“As he was turning around, the avalanche let loose underneath Tom,” explained his father Jim Hamilton. “The whole plateau let loose.”
He said the other two snowmobilers were able to locate Fries’ emergency beacon. They were able to dig him out but he succumbed to his injuries. The four riders had proper safety equipment.
Search and rescue crews searched for Tom’s body, but they had to call off the search as the evening wore on. He was found the next day approximately 15m under where Fries was found. Hamilton said their emergency beacons were right on top of each other, which made it difficult to locate Tom’s body.
“That we get to bring him home and give him a proper burial is huge to me and to his wife,” said Hamilton. “Until he’s found, you’re praying he’s alive. You know it’s not likely.”
Tom leaves behind a young family with his wife Amanda and two young children, Kaitlyn and James.
As his children will never know what their father was like, Amanda has requested people who knew Tom write a story about him and his life. As they grow older, she hopes to pass on these stories to her children.
Tom’s death has also created a void in Jim’s life; not only was he his son, but Tom and Jim were partners at Hamilton’s IGA.
“I’m scared,” said Jim simply. “I don’t know how I can do it without him.”
He has received hundreds of emails and calls from the many people who knew Tom and each one has been about the lasting memory he had on them.
Tom could be found in many parts of Ponoka. While he was a fixture at the store, he was also a big advocate of community events. He was past-president of the Ponoka Kinsmen and was always busy during Ponoka Stampede.
Tom’s good nature and work ethic is another thing Jim is proud of.
He told the story of Tom working at a plant picking lettuce some years ago. Tom had to take on extra work to cover a sick employee and in an effort to be efficient, Tom managed to do the work of two people.

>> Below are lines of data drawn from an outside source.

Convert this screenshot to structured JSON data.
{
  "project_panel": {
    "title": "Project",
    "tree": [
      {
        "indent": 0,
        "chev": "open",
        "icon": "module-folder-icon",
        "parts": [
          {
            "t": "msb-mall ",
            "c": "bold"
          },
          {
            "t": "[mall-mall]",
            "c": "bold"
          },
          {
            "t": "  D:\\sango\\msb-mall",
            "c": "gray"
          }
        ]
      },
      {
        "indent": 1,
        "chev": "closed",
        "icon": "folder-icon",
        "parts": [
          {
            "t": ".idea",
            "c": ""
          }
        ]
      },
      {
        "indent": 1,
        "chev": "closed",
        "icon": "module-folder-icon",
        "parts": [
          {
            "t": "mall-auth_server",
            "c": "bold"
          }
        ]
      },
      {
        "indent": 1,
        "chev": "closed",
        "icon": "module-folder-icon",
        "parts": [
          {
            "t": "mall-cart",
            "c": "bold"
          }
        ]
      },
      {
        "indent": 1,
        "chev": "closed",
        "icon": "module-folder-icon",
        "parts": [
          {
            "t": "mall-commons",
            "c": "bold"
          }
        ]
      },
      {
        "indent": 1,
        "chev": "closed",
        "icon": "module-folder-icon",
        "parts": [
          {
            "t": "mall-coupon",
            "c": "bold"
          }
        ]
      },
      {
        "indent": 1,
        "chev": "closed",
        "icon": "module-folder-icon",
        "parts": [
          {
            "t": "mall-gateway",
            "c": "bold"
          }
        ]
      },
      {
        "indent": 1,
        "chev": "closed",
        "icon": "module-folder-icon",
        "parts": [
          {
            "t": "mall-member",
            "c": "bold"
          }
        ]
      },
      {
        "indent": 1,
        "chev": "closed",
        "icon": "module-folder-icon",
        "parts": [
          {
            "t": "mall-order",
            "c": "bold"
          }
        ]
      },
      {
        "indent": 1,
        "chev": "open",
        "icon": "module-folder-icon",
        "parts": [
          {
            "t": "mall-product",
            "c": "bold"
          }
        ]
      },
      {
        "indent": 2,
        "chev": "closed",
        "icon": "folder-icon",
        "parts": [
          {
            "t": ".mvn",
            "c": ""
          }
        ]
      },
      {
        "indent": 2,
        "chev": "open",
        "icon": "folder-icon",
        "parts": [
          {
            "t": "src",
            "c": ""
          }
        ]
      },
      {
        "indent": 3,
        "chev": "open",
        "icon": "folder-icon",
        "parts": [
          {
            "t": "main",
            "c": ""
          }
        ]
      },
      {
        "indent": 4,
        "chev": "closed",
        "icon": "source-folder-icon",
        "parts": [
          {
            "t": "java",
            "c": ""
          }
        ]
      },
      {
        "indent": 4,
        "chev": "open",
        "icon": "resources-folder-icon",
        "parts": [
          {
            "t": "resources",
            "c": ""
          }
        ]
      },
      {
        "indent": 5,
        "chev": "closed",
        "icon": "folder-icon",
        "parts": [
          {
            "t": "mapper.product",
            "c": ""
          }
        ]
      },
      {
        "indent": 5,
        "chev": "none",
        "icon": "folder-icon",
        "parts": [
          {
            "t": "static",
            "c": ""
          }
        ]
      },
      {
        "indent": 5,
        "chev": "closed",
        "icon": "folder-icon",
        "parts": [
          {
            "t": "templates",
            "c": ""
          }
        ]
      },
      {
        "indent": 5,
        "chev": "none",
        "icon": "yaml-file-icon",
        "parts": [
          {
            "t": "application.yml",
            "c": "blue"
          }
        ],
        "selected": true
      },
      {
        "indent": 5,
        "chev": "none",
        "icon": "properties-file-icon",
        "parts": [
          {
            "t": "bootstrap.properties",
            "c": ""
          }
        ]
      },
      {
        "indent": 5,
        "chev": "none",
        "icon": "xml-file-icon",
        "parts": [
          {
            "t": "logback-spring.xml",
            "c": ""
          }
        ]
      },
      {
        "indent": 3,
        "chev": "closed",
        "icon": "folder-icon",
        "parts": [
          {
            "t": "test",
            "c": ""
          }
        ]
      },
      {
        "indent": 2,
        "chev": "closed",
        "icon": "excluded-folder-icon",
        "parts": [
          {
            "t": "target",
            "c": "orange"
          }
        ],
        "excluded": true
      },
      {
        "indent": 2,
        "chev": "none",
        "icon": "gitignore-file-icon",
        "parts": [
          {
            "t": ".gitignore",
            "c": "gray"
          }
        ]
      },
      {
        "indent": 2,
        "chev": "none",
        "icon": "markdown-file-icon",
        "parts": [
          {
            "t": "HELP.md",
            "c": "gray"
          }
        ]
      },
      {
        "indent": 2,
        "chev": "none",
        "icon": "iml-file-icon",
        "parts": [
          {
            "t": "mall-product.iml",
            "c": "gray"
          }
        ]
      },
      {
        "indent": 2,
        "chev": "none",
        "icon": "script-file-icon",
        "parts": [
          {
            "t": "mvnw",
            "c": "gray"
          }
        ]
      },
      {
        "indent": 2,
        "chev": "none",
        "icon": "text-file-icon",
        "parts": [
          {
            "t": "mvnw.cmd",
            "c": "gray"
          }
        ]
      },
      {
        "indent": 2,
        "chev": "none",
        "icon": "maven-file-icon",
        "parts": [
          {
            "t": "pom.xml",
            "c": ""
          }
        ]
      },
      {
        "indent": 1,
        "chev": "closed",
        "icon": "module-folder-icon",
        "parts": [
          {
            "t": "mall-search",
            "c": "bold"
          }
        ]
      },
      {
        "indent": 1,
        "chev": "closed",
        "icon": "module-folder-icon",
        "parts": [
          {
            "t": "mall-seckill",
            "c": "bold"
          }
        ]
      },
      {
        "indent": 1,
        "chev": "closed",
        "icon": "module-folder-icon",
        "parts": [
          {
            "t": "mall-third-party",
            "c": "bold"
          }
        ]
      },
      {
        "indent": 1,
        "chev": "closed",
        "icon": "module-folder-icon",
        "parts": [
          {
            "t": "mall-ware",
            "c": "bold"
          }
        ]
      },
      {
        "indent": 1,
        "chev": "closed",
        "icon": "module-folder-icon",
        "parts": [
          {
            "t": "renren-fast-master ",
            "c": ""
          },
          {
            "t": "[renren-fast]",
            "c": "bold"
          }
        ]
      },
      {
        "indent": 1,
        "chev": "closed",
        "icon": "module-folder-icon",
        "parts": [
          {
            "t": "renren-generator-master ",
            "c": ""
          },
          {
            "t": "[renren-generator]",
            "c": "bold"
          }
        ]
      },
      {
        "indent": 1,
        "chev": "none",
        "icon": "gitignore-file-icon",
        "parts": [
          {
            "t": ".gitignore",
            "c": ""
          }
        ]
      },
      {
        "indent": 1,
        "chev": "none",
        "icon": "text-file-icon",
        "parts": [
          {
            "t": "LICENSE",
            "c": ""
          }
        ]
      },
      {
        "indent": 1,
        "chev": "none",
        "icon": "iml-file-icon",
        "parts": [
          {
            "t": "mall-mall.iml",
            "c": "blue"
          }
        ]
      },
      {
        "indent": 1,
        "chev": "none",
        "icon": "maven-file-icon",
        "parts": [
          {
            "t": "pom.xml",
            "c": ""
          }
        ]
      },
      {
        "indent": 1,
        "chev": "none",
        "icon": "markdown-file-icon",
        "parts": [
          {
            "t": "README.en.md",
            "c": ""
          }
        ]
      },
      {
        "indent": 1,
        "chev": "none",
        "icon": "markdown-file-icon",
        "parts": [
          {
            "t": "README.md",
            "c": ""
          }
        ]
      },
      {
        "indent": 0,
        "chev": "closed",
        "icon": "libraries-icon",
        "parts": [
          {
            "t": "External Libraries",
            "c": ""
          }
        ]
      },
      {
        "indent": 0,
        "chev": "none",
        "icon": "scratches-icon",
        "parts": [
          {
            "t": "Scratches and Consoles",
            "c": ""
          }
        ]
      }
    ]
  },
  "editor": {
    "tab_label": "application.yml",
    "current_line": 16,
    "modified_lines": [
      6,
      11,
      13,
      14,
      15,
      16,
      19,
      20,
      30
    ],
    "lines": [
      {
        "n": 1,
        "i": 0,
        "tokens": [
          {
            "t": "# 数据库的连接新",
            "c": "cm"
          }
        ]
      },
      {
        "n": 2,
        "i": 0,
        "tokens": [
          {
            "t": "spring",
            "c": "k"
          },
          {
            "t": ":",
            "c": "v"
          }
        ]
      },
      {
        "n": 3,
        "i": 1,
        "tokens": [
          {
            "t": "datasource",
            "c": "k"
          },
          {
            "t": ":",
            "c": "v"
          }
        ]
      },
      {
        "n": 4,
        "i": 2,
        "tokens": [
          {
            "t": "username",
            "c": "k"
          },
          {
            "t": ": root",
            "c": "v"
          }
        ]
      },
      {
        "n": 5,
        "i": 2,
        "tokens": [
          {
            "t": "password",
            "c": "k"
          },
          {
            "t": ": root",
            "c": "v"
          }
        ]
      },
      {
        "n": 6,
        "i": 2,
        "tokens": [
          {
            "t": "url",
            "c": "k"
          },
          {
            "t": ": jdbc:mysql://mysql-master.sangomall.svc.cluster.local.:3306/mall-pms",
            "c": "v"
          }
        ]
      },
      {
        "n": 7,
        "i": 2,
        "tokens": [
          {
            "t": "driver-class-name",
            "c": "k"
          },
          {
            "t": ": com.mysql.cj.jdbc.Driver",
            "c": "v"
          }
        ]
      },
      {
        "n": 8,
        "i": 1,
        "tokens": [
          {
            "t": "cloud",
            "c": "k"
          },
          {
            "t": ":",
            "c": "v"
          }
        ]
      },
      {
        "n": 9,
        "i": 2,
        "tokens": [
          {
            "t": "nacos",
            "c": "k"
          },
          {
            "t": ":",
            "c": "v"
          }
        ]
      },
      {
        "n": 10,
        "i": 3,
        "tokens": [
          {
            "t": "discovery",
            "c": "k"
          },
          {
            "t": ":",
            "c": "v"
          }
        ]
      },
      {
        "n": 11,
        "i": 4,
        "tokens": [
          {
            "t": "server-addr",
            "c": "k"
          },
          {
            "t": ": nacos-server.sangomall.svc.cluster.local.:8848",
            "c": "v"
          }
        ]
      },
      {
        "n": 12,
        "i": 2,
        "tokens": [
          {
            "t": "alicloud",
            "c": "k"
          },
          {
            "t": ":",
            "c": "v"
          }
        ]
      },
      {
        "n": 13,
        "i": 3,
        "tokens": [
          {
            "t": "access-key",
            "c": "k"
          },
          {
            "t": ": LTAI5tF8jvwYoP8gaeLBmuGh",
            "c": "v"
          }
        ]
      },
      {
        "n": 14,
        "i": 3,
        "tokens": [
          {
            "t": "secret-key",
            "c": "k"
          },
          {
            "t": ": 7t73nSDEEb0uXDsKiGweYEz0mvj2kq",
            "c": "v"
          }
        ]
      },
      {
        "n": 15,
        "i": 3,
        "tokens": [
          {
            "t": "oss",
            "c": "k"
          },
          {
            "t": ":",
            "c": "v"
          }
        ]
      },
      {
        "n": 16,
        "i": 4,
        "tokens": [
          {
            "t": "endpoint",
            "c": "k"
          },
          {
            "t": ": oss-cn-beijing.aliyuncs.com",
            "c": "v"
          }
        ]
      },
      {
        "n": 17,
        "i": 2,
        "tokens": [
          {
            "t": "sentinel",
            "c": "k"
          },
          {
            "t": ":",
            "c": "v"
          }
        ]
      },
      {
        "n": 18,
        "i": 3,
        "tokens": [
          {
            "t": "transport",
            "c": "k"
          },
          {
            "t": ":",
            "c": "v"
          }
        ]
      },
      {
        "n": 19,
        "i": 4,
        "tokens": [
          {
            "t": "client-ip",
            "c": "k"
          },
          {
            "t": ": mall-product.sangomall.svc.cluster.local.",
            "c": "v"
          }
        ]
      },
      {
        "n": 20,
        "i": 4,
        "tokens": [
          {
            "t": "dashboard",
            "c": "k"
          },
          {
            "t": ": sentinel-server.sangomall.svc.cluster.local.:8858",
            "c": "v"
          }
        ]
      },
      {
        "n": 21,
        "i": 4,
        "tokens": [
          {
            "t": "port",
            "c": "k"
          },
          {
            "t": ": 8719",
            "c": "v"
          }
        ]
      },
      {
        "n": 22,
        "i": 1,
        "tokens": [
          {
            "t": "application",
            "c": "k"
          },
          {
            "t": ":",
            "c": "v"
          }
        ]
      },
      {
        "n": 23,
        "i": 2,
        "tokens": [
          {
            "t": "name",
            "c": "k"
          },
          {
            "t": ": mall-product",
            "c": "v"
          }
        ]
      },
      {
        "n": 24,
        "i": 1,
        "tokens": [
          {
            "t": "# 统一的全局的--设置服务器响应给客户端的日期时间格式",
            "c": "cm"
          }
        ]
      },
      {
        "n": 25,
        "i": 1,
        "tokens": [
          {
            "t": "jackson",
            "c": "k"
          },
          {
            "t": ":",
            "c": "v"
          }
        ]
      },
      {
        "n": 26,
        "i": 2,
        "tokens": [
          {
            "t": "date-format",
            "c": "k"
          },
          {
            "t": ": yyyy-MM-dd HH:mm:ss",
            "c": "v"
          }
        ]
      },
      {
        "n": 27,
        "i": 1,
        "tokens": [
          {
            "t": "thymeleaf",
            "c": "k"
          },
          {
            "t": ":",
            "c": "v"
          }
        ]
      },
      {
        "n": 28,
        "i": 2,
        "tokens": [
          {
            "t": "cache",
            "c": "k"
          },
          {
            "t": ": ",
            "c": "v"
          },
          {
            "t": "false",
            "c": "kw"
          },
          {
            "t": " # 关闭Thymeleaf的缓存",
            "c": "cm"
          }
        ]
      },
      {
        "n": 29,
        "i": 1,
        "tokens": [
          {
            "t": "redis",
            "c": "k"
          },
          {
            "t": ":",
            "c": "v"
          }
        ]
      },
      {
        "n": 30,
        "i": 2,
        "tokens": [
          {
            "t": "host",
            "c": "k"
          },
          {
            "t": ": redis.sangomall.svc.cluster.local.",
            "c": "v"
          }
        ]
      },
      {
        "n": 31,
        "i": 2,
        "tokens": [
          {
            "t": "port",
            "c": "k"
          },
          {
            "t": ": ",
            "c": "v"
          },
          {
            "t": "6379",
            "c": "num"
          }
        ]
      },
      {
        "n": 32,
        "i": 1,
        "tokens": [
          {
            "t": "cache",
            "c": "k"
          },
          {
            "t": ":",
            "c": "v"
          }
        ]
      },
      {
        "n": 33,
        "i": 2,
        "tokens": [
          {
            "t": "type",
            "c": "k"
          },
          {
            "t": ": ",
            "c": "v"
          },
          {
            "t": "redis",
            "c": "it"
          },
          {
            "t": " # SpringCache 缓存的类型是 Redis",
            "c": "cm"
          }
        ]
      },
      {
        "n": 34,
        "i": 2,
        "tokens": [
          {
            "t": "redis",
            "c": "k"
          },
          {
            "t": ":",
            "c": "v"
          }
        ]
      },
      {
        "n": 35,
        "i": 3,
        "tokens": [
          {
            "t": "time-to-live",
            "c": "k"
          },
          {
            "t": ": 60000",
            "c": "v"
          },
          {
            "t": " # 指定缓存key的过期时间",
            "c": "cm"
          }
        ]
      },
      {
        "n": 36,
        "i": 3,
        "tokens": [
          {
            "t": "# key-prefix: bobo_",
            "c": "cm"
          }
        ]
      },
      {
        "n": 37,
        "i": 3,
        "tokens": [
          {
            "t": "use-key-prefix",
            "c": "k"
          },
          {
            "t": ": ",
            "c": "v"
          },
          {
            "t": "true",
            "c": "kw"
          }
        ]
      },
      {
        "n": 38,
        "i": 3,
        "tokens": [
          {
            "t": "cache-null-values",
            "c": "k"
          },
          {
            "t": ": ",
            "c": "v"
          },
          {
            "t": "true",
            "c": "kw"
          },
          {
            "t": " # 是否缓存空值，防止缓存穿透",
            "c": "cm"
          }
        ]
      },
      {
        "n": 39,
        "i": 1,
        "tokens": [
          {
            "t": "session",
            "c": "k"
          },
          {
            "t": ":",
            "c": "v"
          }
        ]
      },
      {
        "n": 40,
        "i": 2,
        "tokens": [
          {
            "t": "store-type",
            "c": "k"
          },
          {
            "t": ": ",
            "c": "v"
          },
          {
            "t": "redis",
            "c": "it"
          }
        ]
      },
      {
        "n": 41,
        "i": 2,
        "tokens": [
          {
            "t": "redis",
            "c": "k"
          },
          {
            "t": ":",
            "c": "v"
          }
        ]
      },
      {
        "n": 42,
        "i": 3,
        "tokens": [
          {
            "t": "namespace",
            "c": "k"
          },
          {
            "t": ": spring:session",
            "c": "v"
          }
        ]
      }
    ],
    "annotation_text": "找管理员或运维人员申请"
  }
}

That work ethic got other staff members in trouble and he was told to reduce the workflow.
“So he got his back up and the next day he bribed the kid beside him to move down one and he did three rows to prove a point. And he got fired,” explained Jim fondly.

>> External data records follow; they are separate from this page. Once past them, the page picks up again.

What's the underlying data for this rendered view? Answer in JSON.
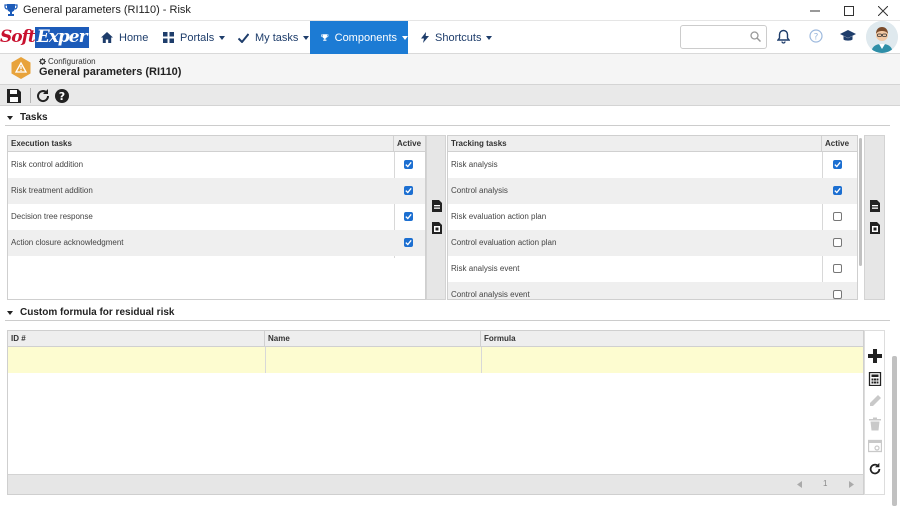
{
  "window": {
    "title": "General parameters (RI110) - Risk",
    "controls": [
      "minimize",
      "maximize",
      "close"
    ]
  },
  "logo": {
    "part1": "Soft",
    "part2": "Exper"
  },
  "nav": {
    "items": [
      {
        "label": "Home",
        "icon": "home-icon"
      },
      {
        "label": "Portals",
        "icon": "portals-icon"
      },
      {
        "label": "My tasks",
        "icon": "check-icon"
      },
      {
        "label": "Components",
        "icon": "trophy-icon",
        "active": true
      },
      {
        "label": "Shortcuts",
        "icon": "bolt-icon"
      }
    ],
    "search": {
      "placeholder": "",
      "value": ""
    }
  },
  "header": {
    "breadcrumb": "Configuration",
    "title": "General parameters (RI110)"
  },
  "sections": {
    "tasks": "Tasks",
    "formula": "Custom formula for residual risk"
  },
  "execution": {
    "col_task": "Execution tasks",
    "col_active": "Active",
    "rows": [
      {
        "task": "Risk control addition",
        "active": true
      },
      {
        "task": "Risk treatment addition",
        "active": true
      },
      {
        "task": "Decision tree response",
        "active": true
      },
      {
        "task": "Action closure acknowledgment",
        "active": true
      }
    ]
  },
  "tracking": {
    "col_task": "Tracking tasks",
    "col_active": "Active",
    "rows": [
      {
        "task": "Risk analysis",
        "active": true
      },
      {
        "task": "Control analysis",
        "active": true
      },
      {
        "task": "Risk evaluation action plan",
        "active": false
      },
      {
        "task": "Control evaluation action plan",
        "active": false
      },
      {
        "task": "Risk analysis event",
        "active": false
      },
      {
        "task": "Control analysis event",
        "active": false
      }
    ]
  },
  "formula_grid": {
    "columns": [
      "ID #",
      "Name",
      "Formula"
    ],
    "page": "1"
  },
  "colors": {
    "accent": "#1c7bd4",
    "selected_row": "#fdfcd0",
    "checkbox": "#1c6fd1"
  }
}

It was this kind of work ethic that Jim loved about his son, who was on his way to being a fourth generation owner of Hamilton’s IGA. Jim said most families don’t make it past three generations. “We found a way to make it work,” he said.
Tom was getting so good at the job that when Jim was dealing with an injury last year, his son handled it well. “We actually made more money with my leg when I was at home than I did when I was there.”
Jim said they were in the midst of planning a surprise birthday party for Tom, who was going to turn 30 on April 30th. There were no details at the production time on a funeral date.
In the meantime, Ponoka Kinsmen, where Tom served as president between 2011 and 2013, has announced that a decision was made to dedicate the toboggan hill, which the deceased was so instrumental in creating, to his memory.
“Any donations can be made to the Tom Hamilton Memorial Hill through the Ponoka Kinsmen,” said the press release issued by the organization.